Materials Science

A light-trapping, color-converting crystal

A recipe for creating a microscopic crystal structure that can hold two wavelengths of light at once is a step toward faster telecommunications and quantum computers.

Developing technologies that run on light

Researchers are designing a nanoscale photon diode – a necessary component that could bring us closer to faster, more energy-efficient computers and communications that replace electricity with light.

Tiny light detectors work like gecko ears

By structuring nanowires in a way that mimics geckos’ ears, researchers have found a way to record the incoming angle of light. This technology could have applications in robotic vision, photography and augmented reality.

Stanford smart windows darken and lighten fast

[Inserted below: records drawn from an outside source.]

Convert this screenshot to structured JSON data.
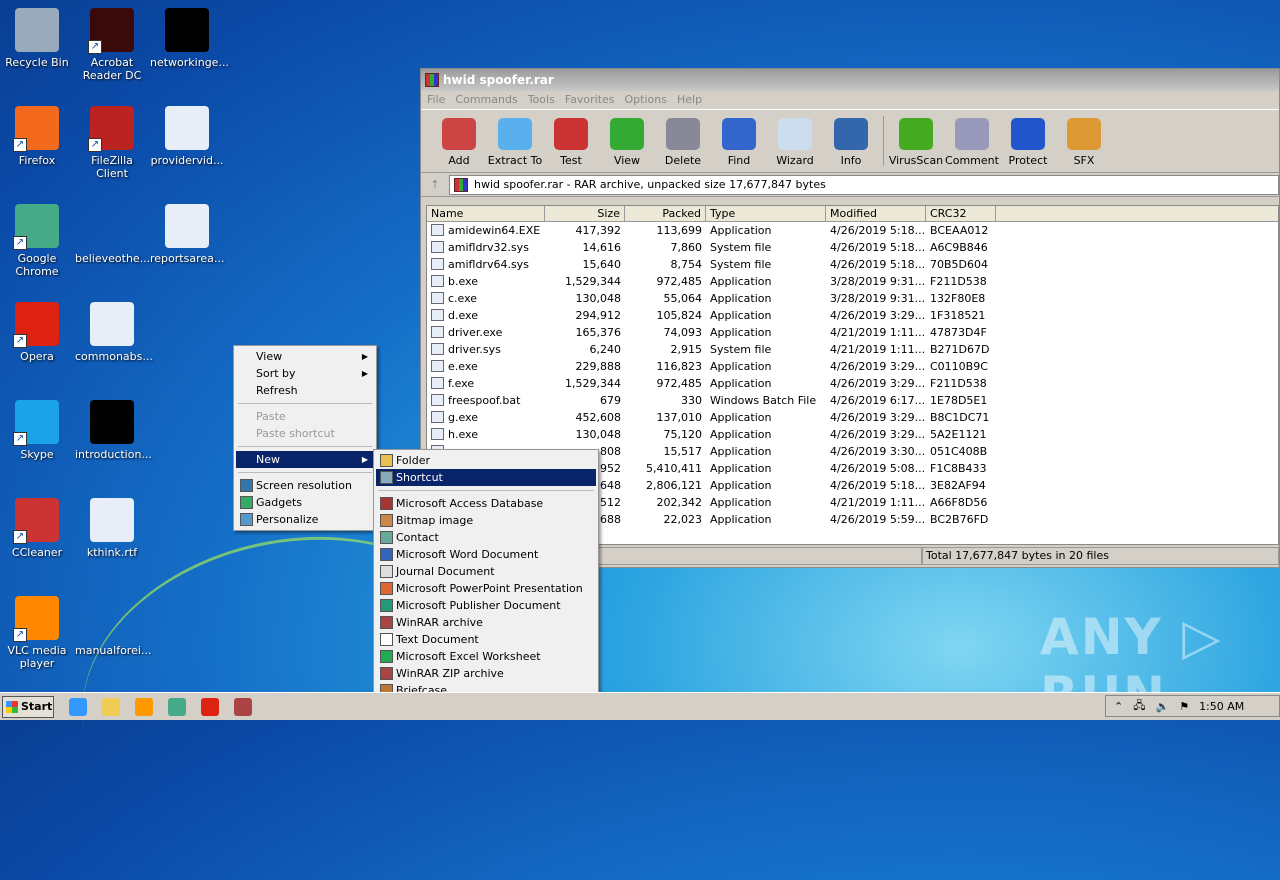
{
  "desktop_icons": [
    {
      "label": "Recycle Bin",
      "color": "#9ab",
      "col": 0,
      "row": 0,
      "shortcut": false
    },
    {
      "label": "Acrobat Reader DC",
      "color": "#3a0a0a",
      "col": 1,
      "row": 0,
      "shortcut": true
    },
    {
      "label": "networkinge...",
      "color": "#000",
      "col": 2,
      "row": 0,
      "shortcut": false
    },
    {
      "label": "Firefox",
      "color": "#f36a1d",
      "col": 0,
      "row": 1,
      "shortcut": true
    },
    {
      "label": "FileZilla Client",
      "color": "#b22",
      "col": 1,
      "row": 1,
      "shortcut": true
    },
    {
      "label": "providervid...",
      "color": "#e8eef8",
      "col": 2,
      "row": 1,
      "shortcut": false
    },
    {
      "label": "Google Chrome",
      "color": "#4a8",
      "col": 0,
      "row": 2,
      "shortcut": true
    },
    {
      "label": "believeothe...",
      "color": "transparent",
      "col": 1,
      "row": 2,
      "shortcut": false
    },
    {
      "label": "reportsarea...",
      "color": "#e8eef8",
      "col": 2,
      "row": 2,
      "shortcut": false
    },
    {
      "label": "Opera",
      "color": "#d21",
      "col": 0,
      "row": 3,
      "shortcut": true
    },
    {
      "label": "commonabs...",
      "color": "#e8eef8",
      "col": 1,
      "row": 3,
      "shortcut": false
    },
    {
      "label": "Skype",
      "color": "#1ba3e8",
      "col": 0,
      "row": 4,
      "shortcut": true
    },
    {
      "label": "introduction...",
      "color": "#000",
      "col": 1,
      "row": 4,
      "shortcut": false
    },
    {
      "label": "CCleaner",
      "color": "#c33",
      "col": 0,
      "row": 5,
      "shortcut": true
    },
    {
      "label": "kthink.rtf",
      "color": "#e8eef8",
      "col": 1,
      "row": 5,
      "shortcut": false
    },
    {
      "label": "VLC media player",
      "color": "#f80",
      "col": 0,
      "row": 6,
      "shortcut": true
    },
    {
      "label": "manualforei...",
      "color": "transparent",
      "col": 1,
      "row": 6,
      "shortcut": false
    }
  ],
  "window": {
    "title": "hwid spoofer.rar",
    "menu": [
      "File",
      "Commands",
      "Tools",
      "Favorites",
      "Options",
      "Help"
    ],
    "toolbar": [
      {
        "label": "Add",
        "color": "#c44"
      },
      {
        "label": "Extract To",
        "color": "#5ab0ec"
      },
      {
        "label": "Test",
        "color": "#c33"
      },
      {
        "label": "View",
        "color": "#3a3"
      },
      {
        "label": "Delete",
        "color": "#889"
      },
      {
        "label": "Find",
        "color": "#36c"
      },
      {
        "label": "Wizard",
        "color": "#cde"
      },
      {
        "label": "Info",
        "color": "#36a"
      },
      {
        "label": "VirusScan",
        "color": "#4a2"
      },
      {
        "label": "Comment",
        "color": "#99b"
      },
      {
        "label": "Protect",
        "color": "#25c"
      },
      {
        "label": "SFX",
        "color": "#d93"
      }
    ],
    "address": "hwid spoofer.rar - RAR archive, unpacked size 17,677,847 bytes",
    "columns": [
      "Name",
      "Size",
      "Packed",
      "Type",
      "Modified",
      "CRC32"
    ],
    "files": [
      [
        "amidewin64.EXE",
        "417,392",
        "113,699",
        "Application",
        "4/26/2019 5:18...",
        "BCEAA012"
      ],
      [
        "amifldrv32.sys",
        "14,616",
        "7,860",
        "System file",
        "4/26/2019 5:18...",
        "A6C9B846"
      ],
      [
        "amifldrv64.sys",
        "15,640",
        "8,754",
        "System file",
        "4/26/2019 5:18...",
        "70B5D604"
      ],
      [
        "b.exe",
        "1,529,344",
        "972,485",
        "Application",
        "3/28/2019 9:31...",
        "F211D538"
      ],
      [
        "c.exe",
        "130,048",
        "55,064",
        "Application",
        "3/28/2019 9:31...",
        "132F80E8"
      ],
      [
        "d.exe",
        "294,912",
        "105,824",
        "Application",
        "4/26/2019 3:29...",
        "1F318521"
      ],
      [
        "driver.exe",
        "165,376",
        "74,093",
        "Application",
        "4/21/2019 1:11...",
        "47873D4F"
      ],
      [
        "driver.sys",
        "6,240",
        "2,915",
        "System file",
        "4/21/2019 1:11...",
        "B271D67D"
      ],
      [
        "e.exe",
        "229,888",
        "116,823",
        "Application",
        "4/26/2019 3:29...",
        "C0110B9C"
      ],
      [
        "f.exe",
        "1,529,344",
        "972,485",
        "Application",
        "4/26/2019 3:29...",
        "F211D538"
      ],
      [
        "freespoof.bat",
        "679",
        "330",
        "Windows Batch File",
        "4/26/2019 6:17...",
        "1E78D5E1"
      ],
      [
        "g.exe",
        "452,608",
        "137,010",
        "Application",
        "4/26/2019 3:29...",
        "B8C1DC71"
      ],
      [
        "h.exe",
        "130,048",
        "75,120",
        "Application",
        "4/26/2019 3:29...",
        "5A2E1121"
      ],
      [
        "",
        "808",
        "15,517",
        "Application",
        "4/26/2019 3:30...",
        "051C408B"
      ],
      [
        "",
        "952",
        "5,410,411",
        "Application",
        "4/26/2019 5:08...",
        "F1C8B433"
      ],
      [
        "",
        "648",
        "2,806,121",
        "Application",
        "4/26/2019 5:18...",
        "3E82AF94"
      ],
      [
        "",
        "512",
        "202,342",
        "Application",
        "4/21/2019 1:11...",
        "A66F8D56"
      ],
      [
        "",
        "688",
        "22,023",
        "Application",
        "4/26/2019 5:59...",
        "BC2B76FD"
      ]
    ],
    "status": "Total 17,677,847 bytes in 20 files"
  },
  "context_menu": [
    {
      "label": "View",
      "sub": true
    },
    {
      "label": "Sort by",
      "sub": true
    },
    {
      "label": "Refresh"
    },
    {
      "sep": true
    },
    {
      "label": "Paste",
      "disabled": true
    },
    {
      "label": "Paste shortcut",
      "disabled": true
    },
    {
      "sep": true
    },
    {
      "label": "New",
      "sub": true,
      "highlight": true
    },
    {
      "sep": true
    },
    {
      "label": "Screen resolution",
      "icon": "#37a"
    },
    {
      "label": "Gadgets",
      "icon": "#3a6"
    },
    {
      "label": "Personalize",
      "icon": "#59c"
    }
  ],
  "new_submenu": [
    {
      "label": "Folder",
      "icon": "#e8c050"
    },
    {
      "label": "Shortcut",
      "icon": "#8ab",
      "highlight": true
    },
    {
      "sep": true
    },
    {
      "label": "Microsoft Access Database",
      "icon": "#a33"
    },
    {
      "label": "Bitmap image",
      "icon": "#c84"
    },
    {
      "label": "Contact",
      "icon": "#6a9"
    },
    {
      "label": "Microsoft Word Document",
      "icon": "#36b"
    },
    {
      "label": "Journal Document",
      "icon": "#ddd"
    },
    {
      "label": "Microsoft PowerPoint Presentation",
      "icon": "#d63"
    },
    {
      "label": "Microsoft Publisher Document",
      "icon": "#297"
    },
    {
      "label": "WinRAR archive",
      "icon": "#a44"
    },
    {
      "label": "Text Document",
      "icon": "#fff"
    },
    {
      "label": "Microsoft Excel Worksheet",
      "icon": "#2a5"
    },
    {
      "label": "WinRAR ZIP archive",
      "icon": "#a44"
    },
    {
      "label": "Briefcase",
      "icon": "#b73"
    }
  ],
  "taskbar": {
    "start": "Start",
    "apps": [
      {
        "name": "internet-explorer",
        "color": "#39f"
      },
      {
        "name": "explorer",
        "color": "#ec5"
      },
      {
        "name": "media-player",
        "color": "#f90"
      },
      {
        "name": "chrome",
        "color": "#4a8"
      },
      {
        "name": "opera",
        "color": "#d21"
      },
      {
        "name": "winrar",
        "color": "#a44"
      }
    ],
    "clock": "1:50 AM"
  },
  "watermark": "ANY ▷ RUN"
}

New smart windows designed by Stanford engineers can change from transparent to dark or back again in under a minute depending on the light. The technology could be used in buildings, cars and even sunglasses.

High pressure key to lighter, stronger metal alloys

Subjecting complex metal mixtures called high-entropy alloys to extremely high pressures could lead to finer control over the arrangement of their atoms, which in turn can result in more desirable properties.